### PROBLEM TO WORK ON
Please return each line of the listing exactly as given.

"""

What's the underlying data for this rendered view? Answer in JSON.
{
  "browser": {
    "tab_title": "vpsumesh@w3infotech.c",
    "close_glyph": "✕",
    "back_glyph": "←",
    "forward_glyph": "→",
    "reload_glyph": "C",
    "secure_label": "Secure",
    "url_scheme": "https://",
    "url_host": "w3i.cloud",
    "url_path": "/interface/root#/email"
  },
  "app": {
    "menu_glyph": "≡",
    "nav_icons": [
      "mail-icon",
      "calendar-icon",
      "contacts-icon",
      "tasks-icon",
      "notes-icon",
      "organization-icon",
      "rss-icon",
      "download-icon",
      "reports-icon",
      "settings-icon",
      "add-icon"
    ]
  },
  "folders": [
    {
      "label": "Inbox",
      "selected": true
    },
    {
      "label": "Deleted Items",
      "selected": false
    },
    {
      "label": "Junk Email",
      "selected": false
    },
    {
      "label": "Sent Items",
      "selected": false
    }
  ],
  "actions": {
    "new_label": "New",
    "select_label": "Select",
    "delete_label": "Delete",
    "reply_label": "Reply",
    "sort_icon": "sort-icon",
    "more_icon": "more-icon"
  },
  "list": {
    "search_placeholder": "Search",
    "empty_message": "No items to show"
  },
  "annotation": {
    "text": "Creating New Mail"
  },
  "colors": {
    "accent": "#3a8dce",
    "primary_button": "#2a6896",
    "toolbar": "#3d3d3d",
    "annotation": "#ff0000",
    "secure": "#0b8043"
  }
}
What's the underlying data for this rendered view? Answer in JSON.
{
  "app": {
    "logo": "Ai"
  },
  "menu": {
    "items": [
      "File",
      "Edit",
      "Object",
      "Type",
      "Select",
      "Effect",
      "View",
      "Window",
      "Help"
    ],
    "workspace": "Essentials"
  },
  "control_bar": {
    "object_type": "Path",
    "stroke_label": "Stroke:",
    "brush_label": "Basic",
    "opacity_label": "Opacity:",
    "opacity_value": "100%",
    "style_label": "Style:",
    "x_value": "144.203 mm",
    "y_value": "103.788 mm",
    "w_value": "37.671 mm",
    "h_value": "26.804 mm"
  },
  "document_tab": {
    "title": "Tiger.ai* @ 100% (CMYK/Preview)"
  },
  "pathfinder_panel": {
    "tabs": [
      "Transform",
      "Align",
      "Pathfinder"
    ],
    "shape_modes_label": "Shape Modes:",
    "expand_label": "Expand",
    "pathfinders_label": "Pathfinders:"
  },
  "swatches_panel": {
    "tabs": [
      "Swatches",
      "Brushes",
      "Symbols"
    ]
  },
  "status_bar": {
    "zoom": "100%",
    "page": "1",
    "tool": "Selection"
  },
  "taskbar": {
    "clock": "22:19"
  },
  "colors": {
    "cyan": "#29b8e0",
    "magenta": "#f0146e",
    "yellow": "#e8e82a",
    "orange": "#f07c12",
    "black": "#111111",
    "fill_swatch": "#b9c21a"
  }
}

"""

### REPLY TO THE TASK
What's the underlying data for this rendered view? Answer in JSON.
{
  "browser": {
    "tab_title": "vpsumesh@w3infotech.c",
    "close_glyph": "✕",
    "back_glyph": "←",
    "forward_glyph": "→",
    "reload_glyph": "C",
    "secure_label": "Secure",
    "url_scheme": "https://",
    "url_host": "w3i.cloud",
    "url_path": "/interface/root#/email"
  },
  "app": {
    "menu_glyph": "≡",
    "nav_icons": [
      "mail-icon",
      "calendar-icon",
      "contacts-icon",
      "tasks-icon",
      "notes-icon",
      "organization-icon",
      "rss-icon",
      "download-icon",
      "reports-icon",
      "settings-icon",
      "add-icon"
    ]
  },
  "folders": [
    {
      "label": "Inbox",
      "selected": true
    },
    {
      "label": "Deleted Items",
      "selected": false
    },
    {
      "label": "Junk Email",
      "selected": false
    },
    {
      "label": "Sent Items",
      "selected": false
    }
  ],
  "actions": {
    "new_label": "New",
    "select_label": "Select",
    "delete_label": "Delete",
    "reply_label": "Reply",
    "sort_icon": "sort-icon",
    "more_icon": "more-icon"
  },
  "list": {
    "search_placeholder": "Search",
    "empty_message": "No items to show"
  },
  "annotation": {
    "text": "Creating New Mail"
  },
  "colors": {
    "accent": "#3a8dce",
    "primary_button": "#2a6896",
    "toolbar": "#3d3d3d",
    "annotation": "#ff0000",
    "secure": "#0b8043"
  }
}
What's the underlying data for this rendered view? Answer in JSON.
{
  "app": {
    "logo": "Ai"
  },
  "menu": {
    "items": [
      "File",
      "Edit",
      "Object",
      "Type",
      "Select",
      "Effect",
      "View",
      "Window",
      "Help"
    ],
    "workspace": "Essentials"
  },
  "control_bar": {
    "object_type": "Path",
    "stroke_label": "Stroke:",
    "brush_label": "Basic",
    "opacity_label": "Opacity:",
    "opacity_value": "100%",
    "style_label": "Style:",
    "x_value": "144.203 mm",
    "y_value": "103.788 mm",
    "w_value": "37.671 mm",
    "h_value": "26.804 mm"
  },
  "document_tab": {
    "title": "Tiger.ai* @ 100% (CMYK/Preview)"
  },
  "pathfinder_panel": {
    "tabs": [
      "Transform",
      "Align",
      "Pathfinder"
    ],
    "shape_modes_label": "Shape Modes:",
    "expand_label": "Expand",
    "pathfinders_label": "Pathfinders:"
  },
  "swatches_panel": {
    "tabs": [
      "Swatches",
      "Brushes",
      "Symbols"
    ]
  },
  "status_bar": {
    "zoom": "100%",
    "page": "1",
    "tool": "Selection"
  },
  "taskbar": {
    "clock": "22:19"
  },
  "colors": {
    "cyan": "#29b8e0",
    "magenta": "#f0146e",
    "yellow": "#e8e82a",
    "orange": "#f07c12",
    "black": "#111111",
    "fill_swatch": "#b9c21a"
  }
}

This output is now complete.